[Dataset excerpts]

· · · ·

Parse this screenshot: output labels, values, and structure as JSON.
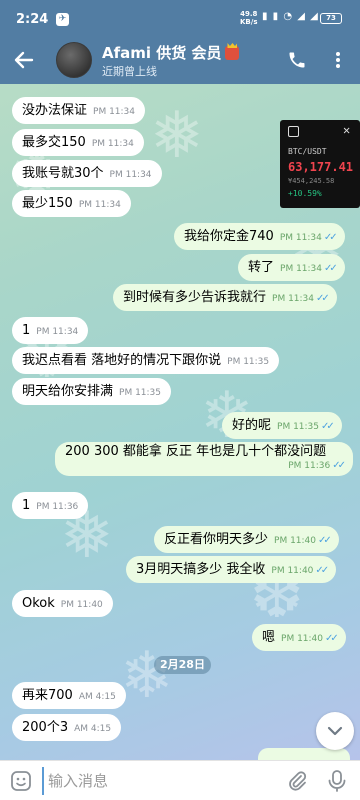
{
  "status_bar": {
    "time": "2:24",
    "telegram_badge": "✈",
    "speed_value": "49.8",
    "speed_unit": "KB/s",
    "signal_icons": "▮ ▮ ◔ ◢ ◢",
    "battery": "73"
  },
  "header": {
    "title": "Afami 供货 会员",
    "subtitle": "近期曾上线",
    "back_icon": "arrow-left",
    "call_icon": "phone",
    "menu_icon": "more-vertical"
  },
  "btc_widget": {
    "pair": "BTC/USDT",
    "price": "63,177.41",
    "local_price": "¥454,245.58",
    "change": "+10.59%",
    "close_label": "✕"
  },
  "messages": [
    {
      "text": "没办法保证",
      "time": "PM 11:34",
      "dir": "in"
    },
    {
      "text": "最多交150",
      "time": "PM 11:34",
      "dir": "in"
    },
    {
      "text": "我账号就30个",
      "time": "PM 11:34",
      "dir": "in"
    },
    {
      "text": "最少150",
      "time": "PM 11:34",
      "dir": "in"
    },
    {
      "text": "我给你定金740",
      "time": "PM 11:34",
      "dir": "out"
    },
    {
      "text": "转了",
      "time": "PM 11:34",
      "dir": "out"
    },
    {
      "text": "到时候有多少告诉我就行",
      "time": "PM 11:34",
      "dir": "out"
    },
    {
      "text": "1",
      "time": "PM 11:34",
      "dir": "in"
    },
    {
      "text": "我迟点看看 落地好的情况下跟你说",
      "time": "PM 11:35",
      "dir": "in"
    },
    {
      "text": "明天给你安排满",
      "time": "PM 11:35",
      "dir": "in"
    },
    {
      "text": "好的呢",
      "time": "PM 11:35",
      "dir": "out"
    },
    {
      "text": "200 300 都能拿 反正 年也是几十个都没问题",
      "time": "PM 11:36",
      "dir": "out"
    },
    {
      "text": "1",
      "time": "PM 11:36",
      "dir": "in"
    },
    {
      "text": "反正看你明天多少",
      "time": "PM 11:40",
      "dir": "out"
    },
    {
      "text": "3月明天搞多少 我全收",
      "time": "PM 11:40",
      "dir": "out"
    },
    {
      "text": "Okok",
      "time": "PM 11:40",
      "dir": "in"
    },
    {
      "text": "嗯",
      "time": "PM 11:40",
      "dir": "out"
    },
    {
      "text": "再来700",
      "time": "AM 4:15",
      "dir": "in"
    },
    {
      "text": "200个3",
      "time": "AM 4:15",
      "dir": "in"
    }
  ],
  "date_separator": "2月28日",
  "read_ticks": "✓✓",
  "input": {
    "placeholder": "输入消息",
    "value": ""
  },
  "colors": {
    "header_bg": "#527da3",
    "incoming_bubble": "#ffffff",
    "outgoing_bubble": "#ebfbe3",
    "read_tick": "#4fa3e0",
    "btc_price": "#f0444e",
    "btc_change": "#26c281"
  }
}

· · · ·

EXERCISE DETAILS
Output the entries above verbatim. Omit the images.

FINISHED TASK
Parse this screenshot: output labels, values, and structure as JSON.
{
  "status_bar": {
    "time": "2:24",
    "telegram_badge": "✈",
    "speed_value": "49.8",
    "speed_unit": "KB/s",
    "signal_icons": "▮ ▮ ◔ ◢ ◢",
    "battery": "73"
  },
  "header": {
    "title": "Afami 供货 会员",
    "subtitle": "近期曾上线",
    "back_icon": "arrow-left",
    "call_icon": "phone",
    "menu_icon": "more-vertical"
  },
  "btc_widget": {
    "pair": "BTC/USDT",
    "price": "63,177.41",
    "local_price": "¥454,245.58",
    "change": "+10.59%",
    "close_label": "✕"
  },
  "messages": [
    {
      "text": "没办法保证",
      "time": "PM 11:34",
      "dir": "in"
    },
    {
      "text": "最多交150",
      "time": "PM 11:34",
      "dir": "in"
    },
    {
      "text": "我账号就30个",
      "time": "PM 11:34",
      "dir": "in"
    },
    {
      "text": "最少150",
      "time": "PM 11:34",
      "dir": "in"
    },
    {
      "text": "我给你定金740",
      "time": "PM 11:34",
      "dir": "out"
    },
    {
      "text": "转了",
      "time": "PM 11:34",
      "dir": "out"
    },
    {
      "text": "到时候有多少告诉我就行",
      "time": "PM 11:34",
      "dir": "out"
    },
    {
      "text": "1",
      "time": "PM 11:34",
      "dir": "in"
    },
    {
      "text": "我迟点看看 落地好的情况下跟你说",
      "time": "PM 11:35",
      "dir": "in"
    },
    {
      "text": "明天给你安排满",
      "time": "PM 11:35",
      "dir": "in"
    },
    {
      "text": "好的呢",
      "time": "PM 11:35",
      "dir": "out"
    },
    {
      "text": "200 300 都能拿 反正 年也是几十个都没问题",
      "time": "PM 11:36",
      "dir": "out"
    },
    {
      "text": "1",
      "time": "PM 11:36",
      "dir": "in"
    },
    {
      "text": "反正看你明天多少",
      "time": "PM 11:40",
      "dir": "out"
    },
    {
      "text": "3月明天搞多少 我全收",
      "time": "PM 11:40",
      "dir": "out"
    },
    {
      "text": "Okok",
      "time": "PM 11:40",
      "dir": "in"
    },
    {
      "text": "嗯",
      "time": "PM 11:40",
      "dir": "out"
    },
    {
      "text": "再来700",
      "time": "AM 4:15",
      "dir": "in"
    },
    {
      "text": "200个3",
      "time": "AM 4:15",
      "dir": "in"
    }
  ],
  "date_separator": "2月28日",
  "read_ticks": "✓✓",
  "input": {
    "placeholder": "输入消息",
    "value": ""
  },
  "colors": {
    "header_bg": "#527da3",
    "incoming_bubble": "#ffffff",
    "outgoing_bubble": "#ebfbe3",
    "read_tick": "#4fa3e0",
    "btc_price": "#f0444e",
    "btc_change": "#26c281"
  }
}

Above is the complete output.